Of course the way I just framed that problem is idiotic. Because there is no “right balance”. There is no single solution that will please everyone or be right for everyone. Why? Because everyone is different. All of Twitter’s users are different - they have different tastes, different interests, different capabilities, different levels of tolerance for words and ideas that are different from their own... and different thresholds for being offended.
The dilemma is this: How does Twitter satisfy its users’ desire for free and open communication (kind of its core business), while also protecting its users from having their feelings hurt so badly that they no longer want to engage or be in the Twitter verse?
To imagine that there is one solution that will be right for everyone - or that can be imposed upon everyone whether it is right for them or not - is to think like a politician. Politicians are in the business of forcing solutions on people. They are in the business of deciding whether everyone gets chocolate or everyone gets vanilla. They are not in the business of meeting people’s needs - not really - because they don’t have to be. Politicians and the people who work for them are going to go on making money whether their constituents are happy or not, because they simply take the money. Nobody has a choice about funding the political business model, because that model is based on force. But advertisers do have a choice about advertising on Twitter, and users do have a choice about whether they engage on Twitter, and because of this Twitter cannot afford to think like a politician.
So here’s what Twitter needs to do. And now that I write it down, I realize how obvious it is and am certain that someone at Twitter has already thought this through and that they are well on their way to implementing it. So good. Everything’s going to be fine then. But here it is just in case:
Twitter needs to have different “modes” of interaction, based on the sensitivities of its users. There should be an “anything goes” mode, in which all speech is tolerated (excepting of course speech that is clearly illegal, including death threats, etc.) At the other end of the spectrum should be a “kittens and rainbows” mode. This would be the ultimate “safe space” - perhaps even safe enough for children. And in between, one or two other modes suitable for adults but with an understanding that only respectful, non-offensive communication will be tolerated.

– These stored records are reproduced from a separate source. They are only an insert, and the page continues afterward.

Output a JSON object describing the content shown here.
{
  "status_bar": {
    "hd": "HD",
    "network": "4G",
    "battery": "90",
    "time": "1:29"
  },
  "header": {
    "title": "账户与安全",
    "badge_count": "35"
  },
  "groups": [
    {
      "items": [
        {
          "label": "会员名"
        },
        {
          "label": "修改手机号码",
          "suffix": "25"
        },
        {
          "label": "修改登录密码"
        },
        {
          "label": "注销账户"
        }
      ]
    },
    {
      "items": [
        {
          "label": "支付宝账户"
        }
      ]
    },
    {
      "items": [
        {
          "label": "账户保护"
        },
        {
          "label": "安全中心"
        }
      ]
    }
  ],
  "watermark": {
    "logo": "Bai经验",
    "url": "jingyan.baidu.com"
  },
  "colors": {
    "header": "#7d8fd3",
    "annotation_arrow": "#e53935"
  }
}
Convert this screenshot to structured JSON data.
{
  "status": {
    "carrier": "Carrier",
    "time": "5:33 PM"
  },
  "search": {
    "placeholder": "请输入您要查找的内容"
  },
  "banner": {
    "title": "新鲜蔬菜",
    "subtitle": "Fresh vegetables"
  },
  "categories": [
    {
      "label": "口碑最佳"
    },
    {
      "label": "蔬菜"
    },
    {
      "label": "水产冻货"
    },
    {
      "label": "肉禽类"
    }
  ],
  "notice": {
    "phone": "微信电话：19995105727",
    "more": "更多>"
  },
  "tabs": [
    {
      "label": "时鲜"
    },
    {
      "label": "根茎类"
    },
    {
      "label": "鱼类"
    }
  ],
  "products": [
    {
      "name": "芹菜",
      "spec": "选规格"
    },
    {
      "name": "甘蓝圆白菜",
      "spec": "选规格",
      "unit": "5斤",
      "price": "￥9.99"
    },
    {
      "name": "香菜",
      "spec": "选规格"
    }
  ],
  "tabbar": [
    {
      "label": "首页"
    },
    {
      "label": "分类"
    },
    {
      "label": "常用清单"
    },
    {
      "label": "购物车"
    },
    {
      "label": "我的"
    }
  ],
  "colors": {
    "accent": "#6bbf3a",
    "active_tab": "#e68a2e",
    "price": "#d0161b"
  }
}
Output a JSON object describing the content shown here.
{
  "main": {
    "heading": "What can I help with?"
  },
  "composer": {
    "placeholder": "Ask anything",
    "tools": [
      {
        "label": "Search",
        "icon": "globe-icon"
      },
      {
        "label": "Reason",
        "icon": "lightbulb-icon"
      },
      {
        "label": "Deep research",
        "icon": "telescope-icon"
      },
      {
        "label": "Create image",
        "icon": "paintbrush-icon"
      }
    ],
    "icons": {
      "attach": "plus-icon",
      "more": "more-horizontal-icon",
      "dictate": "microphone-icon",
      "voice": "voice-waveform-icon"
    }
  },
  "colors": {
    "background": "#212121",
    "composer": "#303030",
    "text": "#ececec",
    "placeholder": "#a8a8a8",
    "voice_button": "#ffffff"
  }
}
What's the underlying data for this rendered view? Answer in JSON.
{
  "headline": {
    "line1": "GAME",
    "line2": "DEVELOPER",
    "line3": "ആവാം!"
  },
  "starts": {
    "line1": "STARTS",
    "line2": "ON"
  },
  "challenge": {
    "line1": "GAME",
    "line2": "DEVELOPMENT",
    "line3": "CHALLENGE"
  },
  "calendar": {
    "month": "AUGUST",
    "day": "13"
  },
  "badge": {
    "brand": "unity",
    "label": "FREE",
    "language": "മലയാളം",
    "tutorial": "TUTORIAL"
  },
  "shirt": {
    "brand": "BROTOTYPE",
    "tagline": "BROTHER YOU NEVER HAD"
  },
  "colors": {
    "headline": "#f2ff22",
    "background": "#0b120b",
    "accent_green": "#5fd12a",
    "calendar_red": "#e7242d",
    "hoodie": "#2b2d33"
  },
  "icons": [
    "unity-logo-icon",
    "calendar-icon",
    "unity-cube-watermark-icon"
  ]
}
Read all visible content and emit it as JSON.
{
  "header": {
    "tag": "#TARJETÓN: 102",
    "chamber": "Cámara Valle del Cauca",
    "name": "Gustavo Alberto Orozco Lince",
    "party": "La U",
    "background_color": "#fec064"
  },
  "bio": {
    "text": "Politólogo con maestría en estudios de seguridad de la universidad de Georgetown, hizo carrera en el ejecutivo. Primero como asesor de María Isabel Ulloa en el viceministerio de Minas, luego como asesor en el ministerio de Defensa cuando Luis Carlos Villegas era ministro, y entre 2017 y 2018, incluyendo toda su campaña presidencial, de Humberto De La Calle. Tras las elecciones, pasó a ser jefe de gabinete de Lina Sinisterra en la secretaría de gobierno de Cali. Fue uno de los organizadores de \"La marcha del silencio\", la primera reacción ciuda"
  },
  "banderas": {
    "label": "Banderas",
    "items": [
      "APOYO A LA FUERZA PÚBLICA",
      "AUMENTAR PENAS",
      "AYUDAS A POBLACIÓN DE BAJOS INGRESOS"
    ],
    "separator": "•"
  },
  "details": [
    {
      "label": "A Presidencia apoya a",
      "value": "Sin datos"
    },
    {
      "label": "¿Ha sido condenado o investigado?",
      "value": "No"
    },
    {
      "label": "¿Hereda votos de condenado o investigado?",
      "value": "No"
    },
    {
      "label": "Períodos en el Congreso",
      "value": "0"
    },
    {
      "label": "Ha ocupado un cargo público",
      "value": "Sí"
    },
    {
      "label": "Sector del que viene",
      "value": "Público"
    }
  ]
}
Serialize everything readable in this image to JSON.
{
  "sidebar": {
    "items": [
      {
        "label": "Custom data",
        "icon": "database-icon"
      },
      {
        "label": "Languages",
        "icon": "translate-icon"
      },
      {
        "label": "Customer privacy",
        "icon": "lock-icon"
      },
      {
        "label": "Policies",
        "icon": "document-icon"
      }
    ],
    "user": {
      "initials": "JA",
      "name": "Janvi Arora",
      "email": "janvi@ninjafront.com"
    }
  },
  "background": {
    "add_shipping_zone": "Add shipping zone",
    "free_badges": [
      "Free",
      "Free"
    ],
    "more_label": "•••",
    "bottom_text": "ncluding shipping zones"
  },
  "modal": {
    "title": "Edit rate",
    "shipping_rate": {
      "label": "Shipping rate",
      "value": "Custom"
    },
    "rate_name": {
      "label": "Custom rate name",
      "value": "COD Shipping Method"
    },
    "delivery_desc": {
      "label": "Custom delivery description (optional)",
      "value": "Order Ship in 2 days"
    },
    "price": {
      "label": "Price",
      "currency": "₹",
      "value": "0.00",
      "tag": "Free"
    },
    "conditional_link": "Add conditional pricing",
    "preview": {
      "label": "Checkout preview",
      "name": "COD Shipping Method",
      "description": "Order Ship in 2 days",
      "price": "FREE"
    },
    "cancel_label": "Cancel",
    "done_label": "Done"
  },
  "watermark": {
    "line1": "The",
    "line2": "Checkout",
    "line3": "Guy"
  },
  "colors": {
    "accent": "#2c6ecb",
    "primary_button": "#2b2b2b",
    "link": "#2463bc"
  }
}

There would be one “default” mode - probably, “anything goes” but with some prohibitions on what most people consider to be “hate speech”, etc. People who want more “protection” can select to only participate in one of the “safe space” modes. (Perhaps: “Safe”; “Safer”; “Safest”.) They will not see any posts from the less safe modes, and can choose whether or not their posts will appear to those in the other modes.
People for whom even the restrictions on “hate speech”, etc. are too stringent can choose the “anything goes” mode - but then they don’t get to complain about the content they see.
Obviously people would only be allowed to participate in a given “mode” if they follow that mode’s guidelines. Violators would be kicked back to the default mode for a period of time, or indefinitely, depending on the degree and frequency of the violation.
Markets are about providing choices. If Twitter decides to deprive all of its users of a venue for speaking in a way that offends some of them, then other platforms will move in and offer that choice, providing more open venues. But this doesn’t need to happen. This doesn’t have to be a dilemma for Twitter. The company does not have to decide whether all of its users get chocolate or whether they all get vanilla. It can allow users to choose their own flavors. And if it’s going to survive, it’s going to have to.